Hundreds of thousands of them have developed illnesses as a result. Healthy young fathers and mothers found they could no longer play with their children. They developed the distinct dry World Trade Center cough, chronic nasal congestion and rashes. Some found lumps in their chests and were forced to retire permanently.
Today, we'll hear from experts who led the effort to build a realistic health infrastructure for this unprecedented emergency. I welcome our panelists, who join us from the state of New York. Mayor Bloomberg recently completed a detailed report on the steps that the City and the Federal Government should take to deal with the continuing health threats of 9-11. Welcome, Mayor Bloomberg.
Also here today are the distinguished leaders at various centers of medical excellence in 9-11 health.

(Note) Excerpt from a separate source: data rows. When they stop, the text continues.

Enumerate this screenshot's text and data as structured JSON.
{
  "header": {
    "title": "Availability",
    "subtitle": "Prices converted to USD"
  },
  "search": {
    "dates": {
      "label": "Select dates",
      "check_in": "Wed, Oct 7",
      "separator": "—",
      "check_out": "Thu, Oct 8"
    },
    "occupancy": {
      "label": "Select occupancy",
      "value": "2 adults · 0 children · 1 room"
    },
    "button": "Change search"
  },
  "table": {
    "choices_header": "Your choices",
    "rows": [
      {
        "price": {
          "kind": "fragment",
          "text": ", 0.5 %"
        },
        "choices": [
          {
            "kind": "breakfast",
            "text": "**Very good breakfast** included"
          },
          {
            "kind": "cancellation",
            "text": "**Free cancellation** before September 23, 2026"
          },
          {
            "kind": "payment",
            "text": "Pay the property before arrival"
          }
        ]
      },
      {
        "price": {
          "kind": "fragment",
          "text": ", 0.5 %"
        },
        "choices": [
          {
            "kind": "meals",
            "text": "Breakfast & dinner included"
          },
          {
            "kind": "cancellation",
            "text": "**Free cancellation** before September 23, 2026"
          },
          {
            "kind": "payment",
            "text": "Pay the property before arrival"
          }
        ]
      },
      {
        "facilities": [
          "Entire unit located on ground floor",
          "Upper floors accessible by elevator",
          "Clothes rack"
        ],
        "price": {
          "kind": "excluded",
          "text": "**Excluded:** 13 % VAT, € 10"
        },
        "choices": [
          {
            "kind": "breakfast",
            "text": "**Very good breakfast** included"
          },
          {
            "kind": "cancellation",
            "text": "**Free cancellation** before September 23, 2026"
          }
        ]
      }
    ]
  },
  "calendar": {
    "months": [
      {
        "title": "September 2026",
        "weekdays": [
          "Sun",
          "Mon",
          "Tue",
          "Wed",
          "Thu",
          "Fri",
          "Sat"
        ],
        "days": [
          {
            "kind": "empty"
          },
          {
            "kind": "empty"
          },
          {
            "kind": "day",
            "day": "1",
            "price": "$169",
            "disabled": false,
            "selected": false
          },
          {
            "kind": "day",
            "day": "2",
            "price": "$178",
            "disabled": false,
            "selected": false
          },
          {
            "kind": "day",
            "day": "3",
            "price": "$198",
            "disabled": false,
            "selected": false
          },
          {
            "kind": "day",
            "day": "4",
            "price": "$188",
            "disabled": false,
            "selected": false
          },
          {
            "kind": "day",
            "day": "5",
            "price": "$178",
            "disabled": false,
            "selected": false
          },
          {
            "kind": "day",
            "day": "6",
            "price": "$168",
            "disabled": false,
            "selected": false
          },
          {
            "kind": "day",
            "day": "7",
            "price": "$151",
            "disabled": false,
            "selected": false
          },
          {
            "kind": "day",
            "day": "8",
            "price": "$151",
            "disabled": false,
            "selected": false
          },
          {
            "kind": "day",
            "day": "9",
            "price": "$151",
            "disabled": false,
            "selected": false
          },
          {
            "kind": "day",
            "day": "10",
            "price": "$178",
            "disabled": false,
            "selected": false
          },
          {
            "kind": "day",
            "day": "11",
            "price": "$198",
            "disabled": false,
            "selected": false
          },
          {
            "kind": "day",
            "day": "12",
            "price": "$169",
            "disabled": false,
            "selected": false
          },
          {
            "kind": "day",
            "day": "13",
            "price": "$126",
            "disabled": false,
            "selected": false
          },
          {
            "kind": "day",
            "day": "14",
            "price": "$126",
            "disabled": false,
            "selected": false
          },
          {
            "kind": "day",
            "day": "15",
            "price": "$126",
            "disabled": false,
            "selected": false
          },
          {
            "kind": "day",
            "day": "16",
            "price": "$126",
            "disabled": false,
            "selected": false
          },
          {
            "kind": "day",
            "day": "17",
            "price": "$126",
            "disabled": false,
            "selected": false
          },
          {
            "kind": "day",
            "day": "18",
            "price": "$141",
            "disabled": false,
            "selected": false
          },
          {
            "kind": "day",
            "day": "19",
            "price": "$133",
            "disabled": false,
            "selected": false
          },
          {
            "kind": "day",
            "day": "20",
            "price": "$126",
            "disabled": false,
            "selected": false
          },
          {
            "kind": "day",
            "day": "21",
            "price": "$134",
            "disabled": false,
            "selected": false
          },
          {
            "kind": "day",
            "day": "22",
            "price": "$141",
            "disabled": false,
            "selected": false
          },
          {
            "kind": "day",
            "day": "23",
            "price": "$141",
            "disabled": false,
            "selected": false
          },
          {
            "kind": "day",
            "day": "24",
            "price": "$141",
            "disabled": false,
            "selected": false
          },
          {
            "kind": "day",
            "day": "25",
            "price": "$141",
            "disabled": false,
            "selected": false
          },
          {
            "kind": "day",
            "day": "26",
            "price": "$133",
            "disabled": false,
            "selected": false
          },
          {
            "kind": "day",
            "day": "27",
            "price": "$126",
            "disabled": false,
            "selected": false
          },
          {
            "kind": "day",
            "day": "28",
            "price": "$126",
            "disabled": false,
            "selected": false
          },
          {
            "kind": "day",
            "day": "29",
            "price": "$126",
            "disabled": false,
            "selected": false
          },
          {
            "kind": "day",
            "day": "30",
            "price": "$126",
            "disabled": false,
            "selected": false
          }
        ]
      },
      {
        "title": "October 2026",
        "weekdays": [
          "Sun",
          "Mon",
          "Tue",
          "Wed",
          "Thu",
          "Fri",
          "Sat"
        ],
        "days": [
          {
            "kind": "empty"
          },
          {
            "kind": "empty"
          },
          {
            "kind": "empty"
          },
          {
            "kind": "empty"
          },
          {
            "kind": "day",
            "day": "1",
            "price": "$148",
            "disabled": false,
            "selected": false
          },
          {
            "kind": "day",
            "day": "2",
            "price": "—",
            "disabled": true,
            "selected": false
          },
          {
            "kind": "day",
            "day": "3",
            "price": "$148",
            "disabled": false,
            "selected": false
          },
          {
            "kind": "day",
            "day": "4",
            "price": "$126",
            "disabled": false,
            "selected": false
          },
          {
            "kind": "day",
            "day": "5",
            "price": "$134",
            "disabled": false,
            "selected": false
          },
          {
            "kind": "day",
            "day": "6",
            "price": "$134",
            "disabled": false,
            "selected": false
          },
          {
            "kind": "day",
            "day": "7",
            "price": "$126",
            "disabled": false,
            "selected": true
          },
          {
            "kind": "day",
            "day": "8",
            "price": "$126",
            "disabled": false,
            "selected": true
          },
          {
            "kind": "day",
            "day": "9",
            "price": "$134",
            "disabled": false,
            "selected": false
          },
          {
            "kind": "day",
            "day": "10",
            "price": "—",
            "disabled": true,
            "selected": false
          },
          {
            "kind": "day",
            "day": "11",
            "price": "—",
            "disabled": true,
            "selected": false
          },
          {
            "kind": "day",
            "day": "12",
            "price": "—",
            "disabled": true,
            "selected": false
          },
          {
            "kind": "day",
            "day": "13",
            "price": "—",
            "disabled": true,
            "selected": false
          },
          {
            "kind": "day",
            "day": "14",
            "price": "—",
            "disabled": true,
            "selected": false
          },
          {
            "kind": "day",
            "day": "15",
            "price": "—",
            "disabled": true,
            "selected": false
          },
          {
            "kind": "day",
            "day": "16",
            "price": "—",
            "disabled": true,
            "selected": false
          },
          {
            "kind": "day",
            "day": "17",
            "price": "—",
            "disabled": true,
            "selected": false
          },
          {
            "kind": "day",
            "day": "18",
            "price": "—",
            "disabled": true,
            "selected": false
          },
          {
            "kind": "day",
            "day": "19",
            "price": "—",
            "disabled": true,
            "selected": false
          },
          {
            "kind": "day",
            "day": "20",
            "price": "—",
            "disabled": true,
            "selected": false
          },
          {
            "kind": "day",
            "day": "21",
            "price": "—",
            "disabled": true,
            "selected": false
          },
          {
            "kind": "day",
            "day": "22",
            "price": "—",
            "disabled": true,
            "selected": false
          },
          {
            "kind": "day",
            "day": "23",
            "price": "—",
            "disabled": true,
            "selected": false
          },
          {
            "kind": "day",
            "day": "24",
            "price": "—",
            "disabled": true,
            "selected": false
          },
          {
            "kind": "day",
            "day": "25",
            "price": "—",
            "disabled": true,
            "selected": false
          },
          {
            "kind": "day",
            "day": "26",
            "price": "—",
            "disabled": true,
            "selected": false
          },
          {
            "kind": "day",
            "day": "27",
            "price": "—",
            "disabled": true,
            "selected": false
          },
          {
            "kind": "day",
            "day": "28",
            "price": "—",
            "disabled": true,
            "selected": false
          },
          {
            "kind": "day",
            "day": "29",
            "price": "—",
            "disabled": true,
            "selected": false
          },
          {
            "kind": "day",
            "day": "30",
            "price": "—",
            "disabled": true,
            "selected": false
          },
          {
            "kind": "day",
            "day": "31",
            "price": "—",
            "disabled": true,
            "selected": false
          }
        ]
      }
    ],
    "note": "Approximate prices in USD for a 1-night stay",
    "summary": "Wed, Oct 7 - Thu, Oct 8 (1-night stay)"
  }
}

Dr. Robin Herbert joins us from Mount Sinai Medical Center, which has been at the forefront of treating first responders and workers, over 60 percent of whom can't even pay for their healthcare. Dr. Reibman comes to us from Bellevue Hospital, which continues to treat anyone who may have been exposed to dust and toxins from 9-11. The New York City Fire Department has also had a major role in demonstrating a clear link between recovery and clean-up work and illness, and Dr. Kerry Kelly joins us on its behalf.
Dr. Melius, from the World Trade Center Medical Monitoring and Treatment Program, can speak to the lack of health care coverage available for responders.
Finally, Mr. Jeff Endean, from New Jersey, will share with us his own personal experience both during and following the September 11th attack, with the New York Authority Police Department.
The nation is still healing from the wounds of that day. It has touched every state in the Union, often physically because of the tens of thousands of volunteers who spent weeks or months on the cleanup and recovery efforts at Ground Zero-related areas. Hundreds of volunteers and responders from Massachusetts bravely contributed to that effort, and every one of my colleagues has constituents from their own state who have enrolled in the World Trade Center Health Registry.
Congress has begun to fund these efforts, but more has to be done. We need to provide support for the necessary diagnosis, monitoring and treatment of the long-term health impacts of 9-11. Senator Clinton's and Senator's Schumer's bill would authorize $1.9 billion in federal funds to address these health issues, and I urge my colleagues to support it.
As we will hear from our witnesses, the health impacts of 9-11 continue to be tragic. But the data we obtain by monitoring, diagnosis and treatment will advance our knowledge in epidemiology and improve all aspects of our health care. I urge my colleagues to consider this testimony with open hearts and open minds.
U.S. SENATE COMMITTEE ON HEALTH, EDUCATION, LABOR, AND PENSIONS
Hearing: The Long-Term Health Impacts from September 11: A Review of Treatment, Diagnosis and Monitoring Efforts
Wednesday, March 21, 2007 - 10:00 am
Room 216, Hart Senate Office Building, Washington, DC
The Honorable Michael R. Bloomberg, Mayor of the City of New York, New York
Dr. Robin Herbert, M.D., Co-Director of the World Trade Center Worker and Volunteer Medical Screening Program, New York, New York
Dr. Kerry J. Kelly, M.D., Chief Medical Officer, New York City Fire Department, New York, New York
Dr. Joan Reibman, M.D., Director of the Bellevue Hospital World Trade Center Environmental Health Center, New York, New York
Dr. Jim Melius, M.D., Ph.D., Chair, Advisory Board of the World Trade Center Medical Monitoring and Treatment Program, Albany, New York
Dr. Jeanne Mager Stellman, Mailman School of Public Health, Columbia University, New York, New York
Jeff Endean, ground zero volunteer and former Division Commander for Morris County, NJ Sheriff's Office